Chuck Short Ribs used to be very popular with thrifty housewives, and still are much in demand for homestyle ethnic recipes, especially German, Eastern European and Jewish. Most consumers nowadays though, even when they are slumming it and buying tougher cuts of meat, want boneless and better-looking meat, as in chunks of stewing beef.
The ribs, like all ribs, are quite fatty, but with long, slow cooking the fat melts away and leaves very juicy and tender meat behind.
In North America, the chuck ribs are more often than not cut as I have just explained — between the bone, that is. Sometimes, this cut is called “English Ribs” or “English Short Ribs.” This is to contrast them with the Jewish or German way of cutting them across the bone, which is called “Flanken Style.”
Chuck Short Ribs have more meat than Beef Plate Short Ribs.
Need long, slow, moist cooking. Sear first to develop surface flavour.
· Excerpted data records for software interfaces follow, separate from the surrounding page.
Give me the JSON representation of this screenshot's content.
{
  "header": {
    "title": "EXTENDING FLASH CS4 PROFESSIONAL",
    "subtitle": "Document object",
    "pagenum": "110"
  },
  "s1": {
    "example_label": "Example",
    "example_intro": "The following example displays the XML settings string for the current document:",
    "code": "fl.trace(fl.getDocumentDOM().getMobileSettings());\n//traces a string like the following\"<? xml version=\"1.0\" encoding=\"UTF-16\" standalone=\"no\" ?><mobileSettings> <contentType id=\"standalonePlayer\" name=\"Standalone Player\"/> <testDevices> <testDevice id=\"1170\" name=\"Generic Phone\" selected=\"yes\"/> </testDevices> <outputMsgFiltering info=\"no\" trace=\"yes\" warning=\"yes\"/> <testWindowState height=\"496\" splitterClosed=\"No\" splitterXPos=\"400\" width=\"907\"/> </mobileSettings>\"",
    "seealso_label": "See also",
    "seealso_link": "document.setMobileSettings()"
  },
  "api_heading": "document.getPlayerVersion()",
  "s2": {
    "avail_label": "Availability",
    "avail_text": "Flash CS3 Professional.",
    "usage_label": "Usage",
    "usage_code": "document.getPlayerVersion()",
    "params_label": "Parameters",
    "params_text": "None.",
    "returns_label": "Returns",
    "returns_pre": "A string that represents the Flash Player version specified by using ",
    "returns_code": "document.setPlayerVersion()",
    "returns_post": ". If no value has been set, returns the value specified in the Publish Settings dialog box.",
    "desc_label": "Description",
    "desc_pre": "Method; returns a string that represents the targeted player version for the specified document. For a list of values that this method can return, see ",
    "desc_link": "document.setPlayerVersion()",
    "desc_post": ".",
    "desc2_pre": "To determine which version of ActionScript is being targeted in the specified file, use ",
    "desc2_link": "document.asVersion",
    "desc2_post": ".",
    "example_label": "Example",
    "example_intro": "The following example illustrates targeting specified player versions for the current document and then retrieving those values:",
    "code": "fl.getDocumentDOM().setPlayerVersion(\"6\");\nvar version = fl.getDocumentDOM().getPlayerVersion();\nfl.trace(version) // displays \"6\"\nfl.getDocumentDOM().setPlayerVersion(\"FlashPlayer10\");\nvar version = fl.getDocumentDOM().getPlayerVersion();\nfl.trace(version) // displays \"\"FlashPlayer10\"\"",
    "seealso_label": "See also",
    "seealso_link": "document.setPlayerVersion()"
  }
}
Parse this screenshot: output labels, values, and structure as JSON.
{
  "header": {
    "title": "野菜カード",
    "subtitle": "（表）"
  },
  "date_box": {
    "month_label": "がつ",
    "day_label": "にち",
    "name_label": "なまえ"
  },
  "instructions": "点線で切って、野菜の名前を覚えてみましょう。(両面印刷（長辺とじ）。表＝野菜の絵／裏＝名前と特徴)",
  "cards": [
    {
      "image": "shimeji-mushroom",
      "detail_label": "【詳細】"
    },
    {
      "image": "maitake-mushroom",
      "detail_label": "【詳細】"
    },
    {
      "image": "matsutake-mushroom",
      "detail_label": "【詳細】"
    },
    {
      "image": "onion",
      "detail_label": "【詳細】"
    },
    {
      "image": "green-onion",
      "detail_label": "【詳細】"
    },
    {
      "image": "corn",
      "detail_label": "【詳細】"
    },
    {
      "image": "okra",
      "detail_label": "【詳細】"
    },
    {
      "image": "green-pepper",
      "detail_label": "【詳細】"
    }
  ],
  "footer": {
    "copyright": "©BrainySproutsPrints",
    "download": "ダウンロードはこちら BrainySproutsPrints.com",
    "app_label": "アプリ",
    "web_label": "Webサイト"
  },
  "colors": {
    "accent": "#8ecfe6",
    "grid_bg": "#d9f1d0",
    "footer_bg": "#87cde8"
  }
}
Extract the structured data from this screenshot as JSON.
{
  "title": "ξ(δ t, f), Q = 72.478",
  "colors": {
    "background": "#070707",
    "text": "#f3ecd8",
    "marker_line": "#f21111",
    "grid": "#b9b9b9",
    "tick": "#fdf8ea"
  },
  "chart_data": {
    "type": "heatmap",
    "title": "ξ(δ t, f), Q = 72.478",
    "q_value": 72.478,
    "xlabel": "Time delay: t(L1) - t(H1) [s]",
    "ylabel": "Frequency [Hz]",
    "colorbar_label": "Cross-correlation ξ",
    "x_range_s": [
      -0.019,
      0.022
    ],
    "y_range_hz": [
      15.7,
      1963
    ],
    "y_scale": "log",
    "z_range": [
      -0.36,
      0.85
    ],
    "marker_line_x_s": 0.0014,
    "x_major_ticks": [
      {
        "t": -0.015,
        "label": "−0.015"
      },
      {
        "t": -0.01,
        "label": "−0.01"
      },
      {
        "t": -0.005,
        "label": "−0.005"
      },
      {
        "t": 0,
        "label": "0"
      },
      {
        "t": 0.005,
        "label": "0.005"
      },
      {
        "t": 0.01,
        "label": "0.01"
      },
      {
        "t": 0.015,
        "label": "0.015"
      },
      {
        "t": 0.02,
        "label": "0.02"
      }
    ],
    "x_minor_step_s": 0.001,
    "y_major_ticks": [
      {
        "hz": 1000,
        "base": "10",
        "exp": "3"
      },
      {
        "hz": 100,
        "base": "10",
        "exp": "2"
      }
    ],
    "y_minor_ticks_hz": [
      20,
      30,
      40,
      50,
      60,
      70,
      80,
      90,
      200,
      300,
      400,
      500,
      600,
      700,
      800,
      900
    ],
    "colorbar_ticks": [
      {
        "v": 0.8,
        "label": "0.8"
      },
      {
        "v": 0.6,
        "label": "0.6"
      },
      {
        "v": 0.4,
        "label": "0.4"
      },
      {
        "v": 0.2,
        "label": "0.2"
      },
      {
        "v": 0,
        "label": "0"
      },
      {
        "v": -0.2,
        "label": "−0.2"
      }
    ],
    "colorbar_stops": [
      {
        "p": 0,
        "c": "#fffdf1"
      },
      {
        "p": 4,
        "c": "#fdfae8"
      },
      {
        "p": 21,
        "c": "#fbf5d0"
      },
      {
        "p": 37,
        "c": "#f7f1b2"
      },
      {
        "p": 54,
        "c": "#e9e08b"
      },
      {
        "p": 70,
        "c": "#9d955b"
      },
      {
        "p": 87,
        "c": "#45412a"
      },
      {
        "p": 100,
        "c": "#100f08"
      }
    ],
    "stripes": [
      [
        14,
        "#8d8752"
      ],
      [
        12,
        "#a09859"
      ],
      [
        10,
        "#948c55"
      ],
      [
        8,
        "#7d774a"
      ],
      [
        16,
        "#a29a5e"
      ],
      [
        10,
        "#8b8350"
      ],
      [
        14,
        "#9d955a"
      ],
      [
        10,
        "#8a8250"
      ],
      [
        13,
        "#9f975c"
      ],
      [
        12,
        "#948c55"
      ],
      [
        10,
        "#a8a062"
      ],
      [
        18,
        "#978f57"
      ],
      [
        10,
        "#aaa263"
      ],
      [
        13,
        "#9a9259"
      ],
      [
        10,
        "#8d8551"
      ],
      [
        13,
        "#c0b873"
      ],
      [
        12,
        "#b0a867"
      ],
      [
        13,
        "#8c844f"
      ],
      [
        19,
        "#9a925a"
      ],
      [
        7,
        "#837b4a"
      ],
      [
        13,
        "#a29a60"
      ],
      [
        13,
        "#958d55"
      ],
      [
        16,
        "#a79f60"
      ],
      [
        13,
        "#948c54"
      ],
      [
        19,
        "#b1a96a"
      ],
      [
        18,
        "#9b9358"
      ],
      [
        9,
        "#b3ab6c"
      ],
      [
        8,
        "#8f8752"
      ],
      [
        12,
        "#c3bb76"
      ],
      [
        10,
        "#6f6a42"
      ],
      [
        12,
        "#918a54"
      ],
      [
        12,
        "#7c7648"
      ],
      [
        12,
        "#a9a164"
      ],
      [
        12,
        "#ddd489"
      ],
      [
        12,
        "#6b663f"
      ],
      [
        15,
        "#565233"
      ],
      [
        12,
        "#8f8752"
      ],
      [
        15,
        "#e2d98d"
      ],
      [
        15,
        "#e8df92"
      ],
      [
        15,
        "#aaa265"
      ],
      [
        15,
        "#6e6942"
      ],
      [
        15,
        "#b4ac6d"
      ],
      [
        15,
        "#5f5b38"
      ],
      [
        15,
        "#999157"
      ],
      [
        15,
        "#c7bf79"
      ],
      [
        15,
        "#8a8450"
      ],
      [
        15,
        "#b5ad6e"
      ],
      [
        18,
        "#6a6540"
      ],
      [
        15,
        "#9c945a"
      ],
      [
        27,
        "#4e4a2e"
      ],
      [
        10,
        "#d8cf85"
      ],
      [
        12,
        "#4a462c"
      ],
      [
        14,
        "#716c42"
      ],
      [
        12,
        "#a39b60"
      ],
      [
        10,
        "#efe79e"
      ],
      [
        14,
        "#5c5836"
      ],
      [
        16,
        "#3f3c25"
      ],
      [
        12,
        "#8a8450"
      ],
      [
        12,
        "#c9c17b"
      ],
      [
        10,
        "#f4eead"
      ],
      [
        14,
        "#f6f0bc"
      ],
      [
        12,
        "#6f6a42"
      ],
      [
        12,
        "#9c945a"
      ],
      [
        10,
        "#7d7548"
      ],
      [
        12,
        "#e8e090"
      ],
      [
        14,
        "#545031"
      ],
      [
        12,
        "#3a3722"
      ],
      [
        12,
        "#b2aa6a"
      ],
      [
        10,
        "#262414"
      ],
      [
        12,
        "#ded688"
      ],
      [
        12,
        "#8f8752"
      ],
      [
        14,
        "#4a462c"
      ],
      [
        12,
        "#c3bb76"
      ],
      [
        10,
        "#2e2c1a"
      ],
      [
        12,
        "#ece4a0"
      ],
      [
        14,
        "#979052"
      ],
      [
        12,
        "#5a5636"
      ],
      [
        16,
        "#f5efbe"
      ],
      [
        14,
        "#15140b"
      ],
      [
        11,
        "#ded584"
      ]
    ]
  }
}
Use in boiled dinners, heartier soups and crockpot recipes; or braise.
Chuck or round roast, cubed. Back ribs.